Survival and follow-up of infants born at 23 to 26 weeks of gestational age: effects of surfactant therapy

J Pediatr. 1994 Jan;124(1):119-24. doi: 10.1016/s0022-3476(94)70266-7.


Little information is available regarding the effect of surfactant on outcome for infants born at or before 26 weeks of gestation. We addressed this issue by reviewing records of 310 infants born at gestational ages of 23 through 26 weeks who were admitted to our nursery from 1986, when surfactant was introduced, through 1990. Surfactant was administered to 154 infants (5 during a single-dose prevention study, 25 during a multiple-dose prevention study, 124 while receiving a Food and Drug Administration treatment investigational new drug); 156 infants were not treated with surfactant. Seventy-three percent of the treated infants survived, compared with 55% of the nontreated infants. Increased survival occurred at all gestational ages between 23 and 26 weeks but were greatest in infants born at 23 and 24 weeks. At follow-up, no differences in neurologic outcome were detected between surfactant-treated and nontreated infants. We conclude that surfactant use in extremely premature infants improves survival rates without increasing the proportion of impaired survivors.

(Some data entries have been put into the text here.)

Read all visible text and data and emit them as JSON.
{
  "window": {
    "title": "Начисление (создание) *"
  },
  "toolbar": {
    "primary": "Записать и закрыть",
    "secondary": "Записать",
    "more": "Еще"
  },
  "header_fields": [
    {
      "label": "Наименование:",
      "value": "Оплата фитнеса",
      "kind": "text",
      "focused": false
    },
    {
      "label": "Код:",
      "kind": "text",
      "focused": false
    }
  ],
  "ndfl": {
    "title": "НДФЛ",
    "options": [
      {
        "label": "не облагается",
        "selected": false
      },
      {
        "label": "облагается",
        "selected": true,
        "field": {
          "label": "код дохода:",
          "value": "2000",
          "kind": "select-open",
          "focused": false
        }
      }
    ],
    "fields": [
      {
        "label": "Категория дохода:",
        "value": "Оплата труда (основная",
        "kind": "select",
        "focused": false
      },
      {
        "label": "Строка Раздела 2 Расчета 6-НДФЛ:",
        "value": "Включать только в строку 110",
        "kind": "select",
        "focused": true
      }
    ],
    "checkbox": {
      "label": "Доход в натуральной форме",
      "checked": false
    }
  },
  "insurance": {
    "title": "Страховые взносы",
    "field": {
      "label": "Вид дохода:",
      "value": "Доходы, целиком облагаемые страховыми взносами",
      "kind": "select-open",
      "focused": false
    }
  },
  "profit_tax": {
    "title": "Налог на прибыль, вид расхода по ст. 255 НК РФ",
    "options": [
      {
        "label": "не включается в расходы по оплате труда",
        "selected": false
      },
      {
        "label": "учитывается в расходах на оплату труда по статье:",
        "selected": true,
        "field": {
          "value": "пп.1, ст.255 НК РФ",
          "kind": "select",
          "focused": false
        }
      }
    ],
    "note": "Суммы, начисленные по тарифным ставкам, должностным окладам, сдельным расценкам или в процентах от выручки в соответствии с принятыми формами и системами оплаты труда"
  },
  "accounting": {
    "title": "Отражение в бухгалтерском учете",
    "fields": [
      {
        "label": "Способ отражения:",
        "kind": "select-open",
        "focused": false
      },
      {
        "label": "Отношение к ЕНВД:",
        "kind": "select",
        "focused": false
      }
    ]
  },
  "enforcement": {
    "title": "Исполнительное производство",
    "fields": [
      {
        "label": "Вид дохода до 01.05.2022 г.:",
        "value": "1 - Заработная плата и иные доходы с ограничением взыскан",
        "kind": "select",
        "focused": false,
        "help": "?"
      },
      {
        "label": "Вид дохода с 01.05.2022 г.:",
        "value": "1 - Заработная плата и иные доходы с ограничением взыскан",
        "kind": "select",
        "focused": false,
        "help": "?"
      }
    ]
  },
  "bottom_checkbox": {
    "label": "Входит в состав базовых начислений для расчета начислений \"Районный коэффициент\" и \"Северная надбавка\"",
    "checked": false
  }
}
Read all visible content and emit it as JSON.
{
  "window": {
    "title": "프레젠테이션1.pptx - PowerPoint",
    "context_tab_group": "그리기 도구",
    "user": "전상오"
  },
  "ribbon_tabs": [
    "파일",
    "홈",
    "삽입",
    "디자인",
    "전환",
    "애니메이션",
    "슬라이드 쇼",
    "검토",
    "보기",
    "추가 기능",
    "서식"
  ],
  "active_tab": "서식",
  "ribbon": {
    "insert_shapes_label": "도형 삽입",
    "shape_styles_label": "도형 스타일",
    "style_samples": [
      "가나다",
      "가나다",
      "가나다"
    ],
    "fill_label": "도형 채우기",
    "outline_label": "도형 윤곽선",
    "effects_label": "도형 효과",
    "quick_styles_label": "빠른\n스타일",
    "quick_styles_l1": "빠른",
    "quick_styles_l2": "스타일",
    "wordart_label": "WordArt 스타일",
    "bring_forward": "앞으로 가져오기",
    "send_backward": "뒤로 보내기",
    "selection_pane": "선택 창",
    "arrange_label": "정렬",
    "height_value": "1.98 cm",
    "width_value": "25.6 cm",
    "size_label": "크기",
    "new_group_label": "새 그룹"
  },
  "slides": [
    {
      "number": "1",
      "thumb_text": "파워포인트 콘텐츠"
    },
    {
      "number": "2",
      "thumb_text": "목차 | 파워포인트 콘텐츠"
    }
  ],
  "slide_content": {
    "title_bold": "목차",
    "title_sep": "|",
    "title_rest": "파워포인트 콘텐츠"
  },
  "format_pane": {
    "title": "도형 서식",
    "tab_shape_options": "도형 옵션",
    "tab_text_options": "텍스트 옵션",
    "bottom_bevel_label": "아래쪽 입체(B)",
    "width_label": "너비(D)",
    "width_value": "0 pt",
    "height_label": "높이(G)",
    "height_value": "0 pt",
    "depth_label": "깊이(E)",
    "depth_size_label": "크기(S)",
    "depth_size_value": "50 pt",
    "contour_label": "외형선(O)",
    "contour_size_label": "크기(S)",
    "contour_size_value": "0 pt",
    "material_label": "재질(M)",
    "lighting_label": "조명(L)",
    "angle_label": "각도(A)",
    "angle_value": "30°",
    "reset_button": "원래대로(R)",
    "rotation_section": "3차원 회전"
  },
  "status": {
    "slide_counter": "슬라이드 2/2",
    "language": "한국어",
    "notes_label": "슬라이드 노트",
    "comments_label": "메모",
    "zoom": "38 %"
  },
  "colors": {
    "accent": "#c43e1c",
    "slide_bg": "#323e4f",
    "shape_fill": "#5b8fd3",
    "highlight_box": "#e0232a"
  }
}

MeSH terms

  • Child Development
  • Female
  • Follow-Up Studies
  • Gestational Age
  • Humans
  • Infant Mortality
  • Infant, Low Birth Weight*
  • Infant, Newborn
  • Infant, Premature
  • Infant, Premature, Diseases / mortality*
  • Male
  • Multivariate Analysis
  • Pulmonary Surfactants / therapeutic use*
  • Respiratory Distress Syndrome, Newborn / drug therapy*
  • Respiratory Distress Syndrome, Newborn / mortality
  • Survival Rate


  • Pulmonary Surfactants